« Reply #54 on: April 02, 2015, 03:25:13 PM »
OFF: just found this spare account, forgot about it completely... (guests cannot see the memberlist)

ON:
Have you ever noticed that car size ratios are far from real life values? Duplode described the height anomaly and that some cars are just way too big. But their relative size is weird, too.

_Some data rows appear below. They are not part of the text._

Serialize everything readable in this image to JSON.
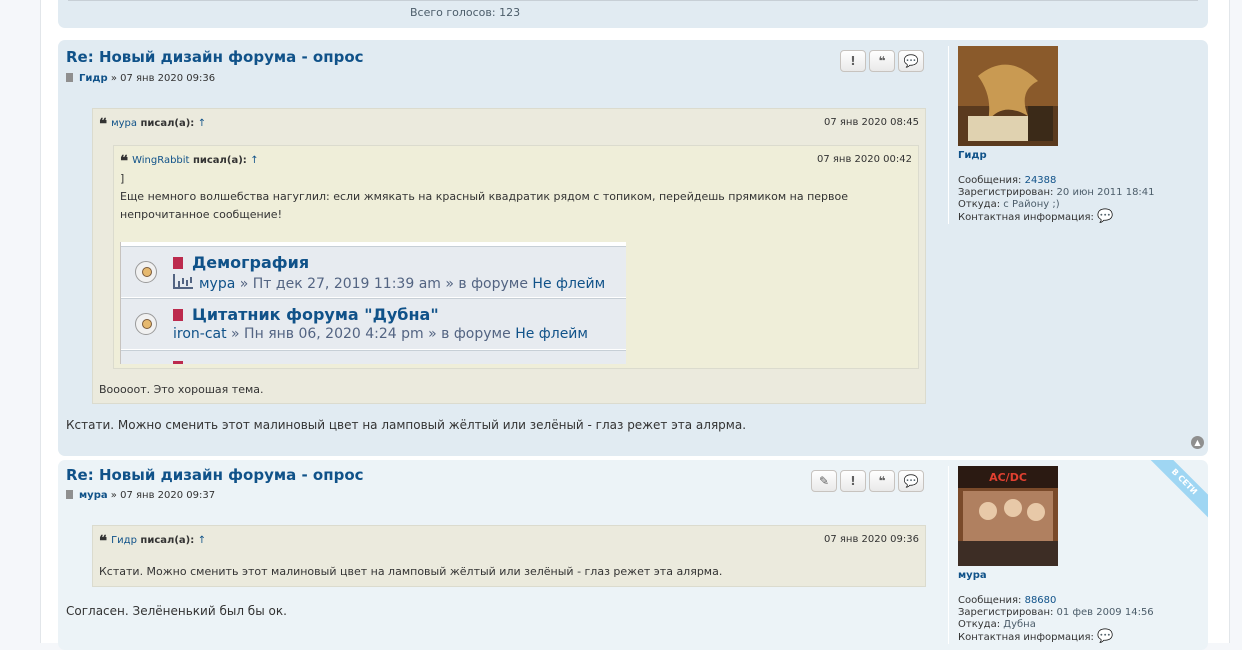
{
  "prev": {
    "total_votes": "Всего голосов: 123"
  },
  "posts": [
    {
      "title": "Re: Новый дизайн форума - опрос",
      "author": "Гидр",
      "sep": "»",
      "date": "07 янв 2020 09:36",
      "buttons": [
        "!",
        "❝",
        "💬"
      ],
      "quote": {
        "author": "мура",
        "wrote": "писал(а):",
        "arrow": "↑",
        "date": "07 янв 2020 08:45",
        "nested": {
          "author": "WingRabbit",
          "wrote": "писал(а):",
          "arrow": "↑",
          "date": "07 янв 2020 00:42",
          "bracket": "]",
          "text": "Еще немного волшебства нагуглил: если жмякать на красный квадратик рядом с топиком, перейдешь прямиком на первое непрочитанное сообщение!",
          "topics": [
            {
              "title": "Демография",
              "author": "мура",
              "meta": " » Пт дек 27, 2019 11:39 am » в форуме ",
              "forum": "Не флейм"
            },
            {
              "title": "Цитатник форума \"Дубна\"",
              "author": "iron-cat",
              "meta": " » Пн янв 06, 2020 4:24 pm » в форуме ",
              "forum": "Не флейм"
            }
          ]
        },
        "text": "Вооооот. Это хорошая тема."
      },
      "text": "Кстати. Можно сменить этот малиновый цвет на ламповый жёлтый или зелёный - глаз режет эта алярма.",
      "profile": {
        "name": "Гидр",
        "messages_label": "Сообщения:",
        "messages": "24388",
        "registered_label": "Зарегистрирован:",
        "registered": "20 июн 2011 18:41",
        "from_label": "Откуда:",
        "from": "с Району ;)",
        "contact_label": "Контактная информация:"
      }
    },
    {
      "title": "Re: Новый дизайн форума - опрос",
      "author": "мура",
      "sep": "»",
      "date": "07 янв 2020 09:37",
      "buttons": [
        "✎",
        "!",
        "❝",
        "💬"
      ],
      "quote": {
        "author": "Гидр",
        "wrote": "писал(а):",
        "arrow": "↑",
        "date": "07 янв 2020 09:36",
        "text": "Кстати. Можно сменить этот малиновый цвет на ламповый жёлтый или зелёный - глаз режет эта алярма."
      },
      "text": "Согласен. Зелёненький был бы ок.",
      "online": "В СЕТИ",
      "profile": {
        "name": "мура",
        "avatar_text": "AC/DC",
        "messages_label": "Сообщения:",
        "messages": "88680",
        "registered_label": "Зарегистрирован:",
        "registered": "01 фев 2009 14:56",
        "from_label": "Откуда:",
        "from": "Дубна",
        "contact_label": "Контактная информация:"
      }
    }
  ]
}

Audi Quattro and Countach have almost the same length in real life - while in Stunts, difference is 22 units (>1.3 m).

Stunts Wiki says 1 pt = 0.2 ft = 6.1 cm (confirmed).

Lamborghini Countach
Real life size: 420/200/107
Stunts size: 104/38/18; which means: 634/232/110
Difference in %: +51.0 (!!!) / +16.0 / +2.8

Way too long and flat.

Lancia Delta Integrale
Real life size: 390/177/136.5
Stunts size: 79/34/25; which means: 482/207/153
Difference in %: +23.6 / +16.9 /  +12.1

Ratios are more or less fine.

Lamborghini LM002
Real life size: 490/200/185
Stunts size: 88 (without spare wheel)/34/31; which means: 537/207/189
Difference in %: +9.6 / +3.5 /  +2.2

The largest car from the pack in real life - very undersized in the game, compared to other cars.
« Last Edit: April 02, 2015, 03:38:13 PM by gagarin »